Copy all the entries below exactly, but not the pictures.

Dataset entries:
Segment Open

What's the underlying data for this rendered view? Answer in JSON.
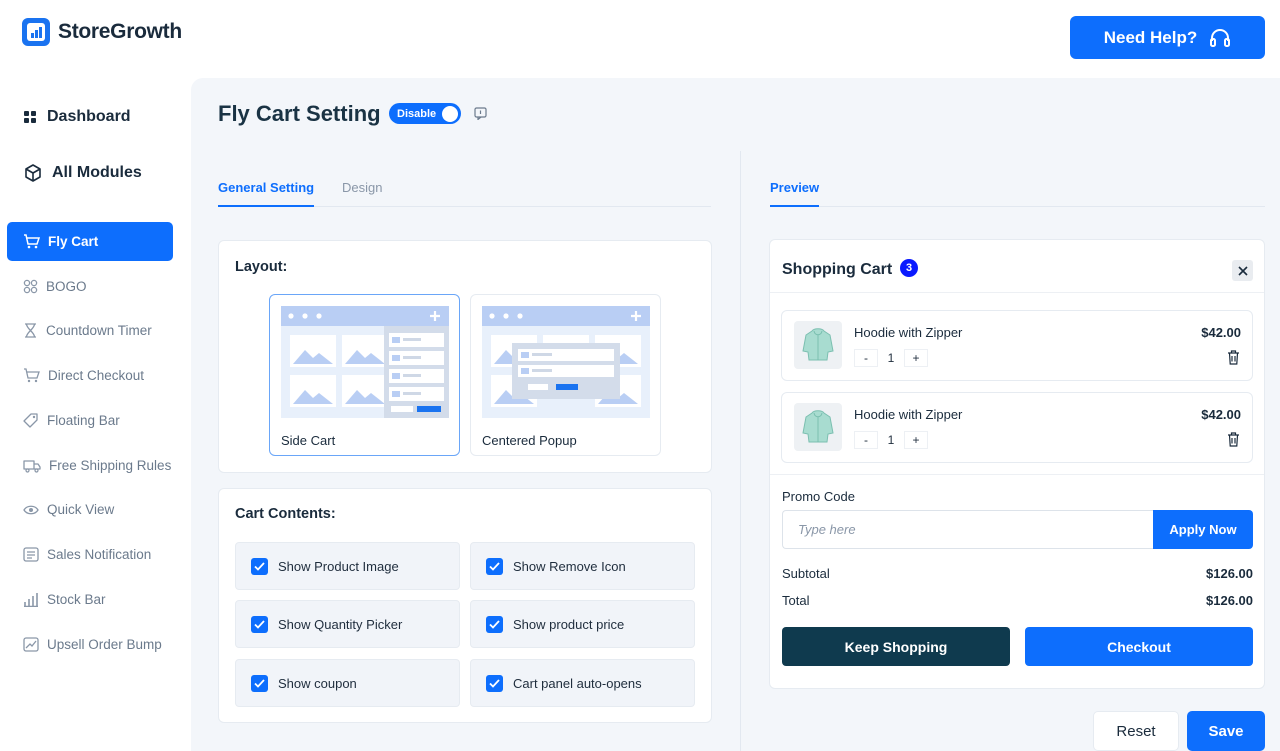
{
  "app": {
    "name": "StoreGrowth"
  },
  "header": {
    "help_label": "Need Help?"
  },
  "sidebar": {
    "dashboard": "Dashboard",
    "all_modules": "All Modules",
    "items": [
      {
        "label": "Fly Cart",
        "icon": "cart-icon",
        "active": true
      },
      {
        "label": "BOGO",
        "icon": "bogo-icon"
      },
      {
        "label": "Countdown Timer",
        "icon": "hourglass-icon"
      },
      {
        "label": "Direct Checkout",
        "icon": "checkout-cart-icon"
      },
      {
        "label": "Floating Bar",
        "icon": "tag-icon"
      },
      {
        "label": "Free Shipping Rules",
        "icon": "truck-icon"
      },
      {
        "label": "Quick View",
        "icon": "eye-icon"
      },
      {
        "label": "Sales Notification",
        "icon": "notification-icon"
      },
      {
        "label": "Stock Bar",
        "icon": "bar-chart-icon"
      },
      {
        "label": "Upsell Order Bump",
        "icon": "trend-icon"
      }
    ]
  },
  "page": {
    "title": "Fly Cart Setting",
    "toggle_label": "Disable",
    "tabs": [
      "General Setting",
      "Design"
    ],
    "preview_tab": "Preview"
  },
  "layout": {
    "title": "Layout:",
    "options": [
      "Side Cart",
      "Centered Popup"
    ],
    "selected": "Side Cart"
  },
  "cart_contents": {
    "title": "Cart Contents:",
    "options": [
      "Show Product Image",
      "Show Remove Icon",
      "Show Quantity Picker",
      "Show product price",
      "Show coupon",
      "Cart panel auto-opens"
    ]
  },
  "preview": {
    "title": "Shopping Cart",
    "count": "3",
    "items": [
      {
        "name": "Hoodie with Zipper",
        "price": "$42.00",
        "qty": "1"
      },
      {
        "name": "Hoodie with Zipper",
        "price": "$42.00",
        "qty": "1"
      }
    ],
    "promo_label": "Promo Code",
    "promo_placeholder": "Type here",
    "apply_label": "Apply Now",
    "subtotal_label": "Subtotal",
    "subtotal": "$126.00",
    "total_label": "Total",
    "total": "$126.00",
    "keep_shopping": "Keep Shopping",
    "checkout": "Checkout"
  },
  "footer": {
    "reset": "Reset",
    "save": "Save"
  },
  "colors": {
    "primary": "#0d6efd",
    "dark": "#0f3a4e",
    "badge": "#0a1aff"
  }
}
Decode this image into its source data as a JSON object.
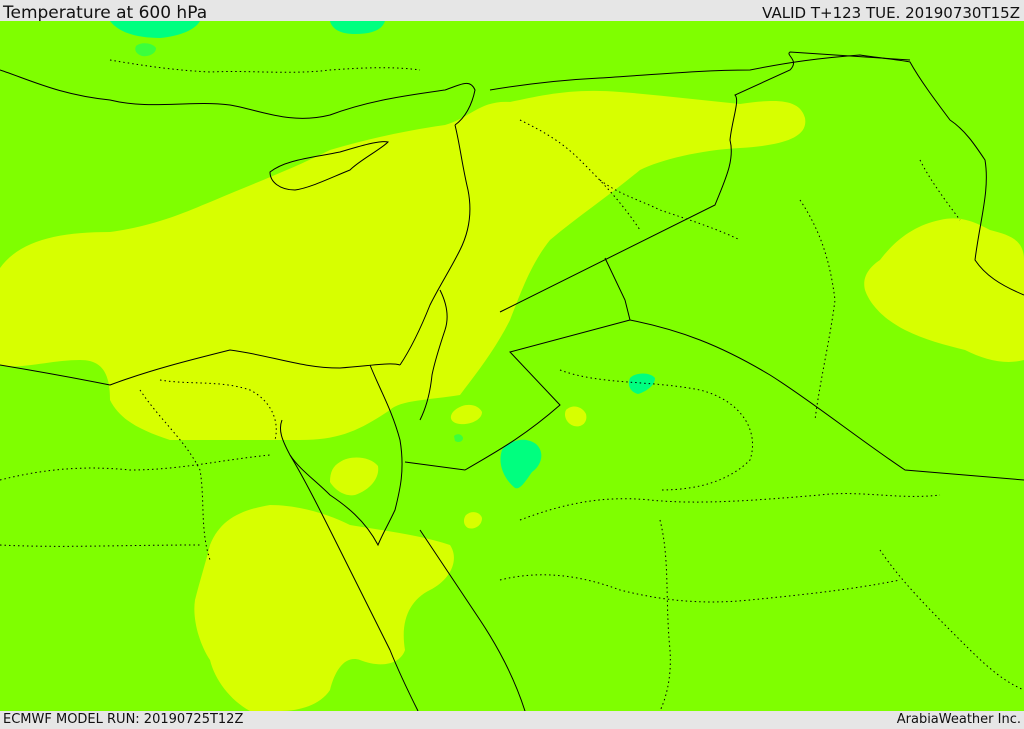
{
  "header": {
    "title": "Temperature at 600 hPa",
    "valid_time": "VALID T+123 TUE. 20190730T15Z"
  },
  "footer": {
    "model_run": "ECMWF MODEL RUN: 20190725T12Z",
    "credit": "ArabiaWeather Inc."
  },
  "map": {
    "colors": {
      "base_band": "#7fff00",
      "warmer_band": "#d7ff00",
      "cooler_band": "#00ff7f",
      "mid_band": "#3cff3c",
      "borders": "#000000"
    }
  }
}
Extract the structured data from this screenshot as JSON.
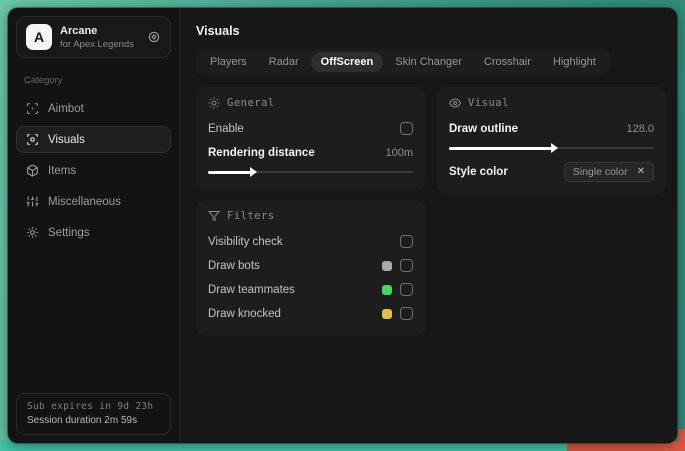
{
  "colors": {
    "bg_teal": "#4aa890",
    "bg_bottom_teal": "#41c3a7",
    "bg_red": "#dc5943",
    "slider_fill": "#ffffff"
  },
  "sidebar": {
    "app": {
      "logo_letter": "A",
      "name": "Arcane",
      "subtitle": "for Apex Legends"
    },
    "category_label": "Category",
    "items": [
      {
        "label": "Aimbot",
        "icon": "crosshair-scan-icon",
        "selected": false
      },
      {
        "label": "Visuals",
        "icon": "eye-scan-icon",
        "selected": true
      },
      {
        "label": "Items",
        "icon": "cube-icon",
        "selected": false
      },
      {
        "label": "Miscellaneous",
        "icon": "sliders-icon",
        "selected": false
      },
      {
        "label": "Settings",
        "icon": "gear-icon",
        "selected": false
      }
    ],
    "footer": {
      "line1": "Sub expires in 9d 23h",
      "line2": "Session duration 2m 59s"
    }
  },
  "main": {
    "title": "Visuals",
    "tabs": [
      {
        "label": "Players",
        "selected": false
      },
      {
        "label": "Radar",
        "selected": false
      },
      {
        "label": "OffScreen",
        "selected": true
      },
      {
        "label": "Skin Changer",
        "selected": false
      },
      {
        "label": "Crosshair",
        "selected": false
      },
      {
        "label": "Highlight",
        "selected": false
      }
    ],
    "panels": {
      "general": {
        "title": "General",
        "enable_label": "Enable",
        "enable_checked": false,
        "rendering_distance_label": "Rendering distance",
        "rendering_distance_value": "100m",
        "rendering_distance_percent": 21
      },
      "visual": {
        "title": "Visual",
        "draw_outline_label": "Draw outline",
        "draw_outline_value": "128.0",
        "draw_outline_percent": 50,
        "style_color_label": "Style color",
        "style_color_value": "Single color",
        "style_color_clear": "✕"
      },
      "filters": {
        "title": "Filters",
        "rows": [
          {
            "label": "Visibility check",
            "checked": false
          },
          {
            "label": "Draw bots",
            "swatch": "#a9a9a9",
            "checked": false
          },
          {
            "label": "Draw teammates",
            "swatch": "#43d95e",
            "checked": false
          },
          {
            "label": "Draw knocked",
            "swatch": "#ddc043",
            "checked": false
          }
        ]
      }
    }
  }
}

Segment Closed

*EXERCISE RESULT*:
What's the underlying data for this rendered view? Answer in JSON.
{
  "app": {
    "name": "StoreGrowth"
  },
  "header": {
    "help_label": "Need Help?"
  },
  "sidebar": {
    "dashboard": "Dashboard",
    "all_modules": "All Modules",
    "items": [
      {
        "label": "Fly Cart",
        "icon": "cart-icon",
        "active": true
      },
      {
        "label": "BOGO",
        "icon": "bogo-icon"
      },
      {
        "label": "Countdown Timer",
        "icon": "hourglass-icon"
      },
      {
        "label": "Direct Checkout",
        "icon": "checkout-cart-icon"
      },
      {
        "label": "Floating Bar",
        "icon": "tag-icon"
      },
      {
        "label": "Free Shipping Rules",
        "icon": "truck-icon"
      },
      {
        "label": "Quick View",
        "icon": "eye-icon"
      },
      {
        "label": "Sales Notification",
        "icon": "notification-icon"
      },
      {
        "label": "Stock Bar",
        "icon": "bar-chart-icon"
      },
      {
        "label": "Upsell Order Bump",
        "icon": "trend-icon"
      }
    ]
  },
  "page": {
    "title": "Fly Cart Setting",
    "toggle_label": "Disable",
    "tabs": [
      "General Setting",
      "Design"
    ],
    "preview_tab": "Preview"
  },
  "layout": {
    "title": "Layout:",
    "options": [
      "Side Cart",
      "Centered Popup"
    ],
    "selected": "Side Cart"
  },
  "cart_contents": {
    "title": "Cart Contents:",
    "options": [
      "Show Product Image",
      "Show Remove Icon",
      "Show Quantity Picker",
      "Show product price",
      "Show coupon",
      "Cart panel auto-opens"
    ]
  },
  "preview": {
    "title": "Shopping Cart",
    "count": "3",
    "items": [
      {
        "name": "Hoodie with Zipper",
        "price": "$42.00",
        "qty": "1"
      },
      {
        "name": "Hoodie with Zipper",
        "price": "$42.00",
        "qty": "1"
      }
    ],
    "promo_label": "Promo Code",
    "promo_placeholder": "Type here",
    "apply_label": "Apply Now",
    "subtotal_label": "Subtotal",
    "subtotal": "$126.00",
    "total_label": "Total",
    "total": "$126.00",
    "keep_shopping": "Keep Shopping",
    "checkout": "Checkout"
  },
  "footer": {
    "reset": "Reset",
    "save": "Save"
  },
  "colors": {
    "primary": "#0d6efd",
    "dark": "#0f3a4e",
    "badge": "#0a1aff"
  }
}
Decode this image into its source data as a JSON object.
{
  "header": {
    "title": "Temperature at 600 hPa",
    "valid_time": "VALID T+123 TUE. 20190730T15Z"
  },
  "footer": {
    "model_run": "ECMWF MODEL RUN: 20190725T12Z",
    "credit": "ArabiaWeather Inc."
  },
  "map": {
    "colors": {
      "base_band": "#7fff00",
      "warmer_band": "#d7ff00",
      "cooler_band": "#00ff7f",
      "mid_band": "#3cff3c",
      "borders": "#000000"
    }
  }
}
Extract the structured data from this screenshot as JSON.
{
  "colors": {
    "bg_teal": "#4aa890",
    "bg_bottom_teal": "#41c3a7",
    "bg_red": "#dc5943",
    "slider_fill": "#ffffff"
  },
  "sidebar": {
    "app": {
      "logo_letter": "A",
      "name": "Arcane",
      "subtitle": "for Apex Legends"
    },
    "category_label": "Category",
    "items": [
      {
        "label": "Aimbot",
        "icon": "crosshair-scan-icon",
        "selected": false
      },
      {
        "label": "Visuals",
        "icon": "eye-scan-icon",
        "selected": true
      },
      {
        "label": "Items",
        "icon": "cube-icon",
        "selected": false
      },
      {
        "label": "Miscellaneous",
        "icon": "sliders-icon",
        "selected": false
      },
      {
        "label": "Settings",
        "icon": "gear-icon",
        "selected": false
      }
    ],
    "footer": {
      "line1": "Sub expires in 9d 23h",
      "line2": "Session duration 2m 59s"
    }
  },
  "main": {
    "title": "Visuals",
    "tabs": [
      {
        "label": "Players",
        "selected": false
      },
      {
        "label": "Radar",
        "selected": false
      },
      {
        "label": "OffScreen",
        "selected": true
      },
      {
        "label": "Skin Changer",
        "selected": false
      },
      {
        "label": "Crosshair",
        "selected": false
      },
      {
        "label": "Highlight",
        "selected": false
      }
    ],
    "panels": {
      "general": {
        "title": "General",
        "enable_label": "Enable",
        "enable_checked": false,
        "rendering_distance_label": "Rendering distance",
        "rendering_distance_value": "100m",
        "rendering_distance_percent": 21
      },
      "visual": {
        "title": "Visual",
        "draw_outline_label": "Draw outline",
        "draw_outline_value": "128.0",
        "draw_outline_percent": 50,
        "style_color_label": "Style color",
        "style_color_value": "Single color",
        "style_color_clear": "✕"
      },
      "filters": {
        "title": "Filters",
        "rows": [
          {
            "label": "Visibility check",
            "checked": false
          },
          {
            "label": "Draw bots",
            "swatch": "#a9a9a9",
            "checked": false
          },
          {
            "label": "Draw teammates",
            "swatch": "#43d95e",
            "checked": false
          },
          {
            "label": "Draw knocked",
            "swatch": "#ddc043",
            "checked": false
          }
        ]
      }
    }
  }
}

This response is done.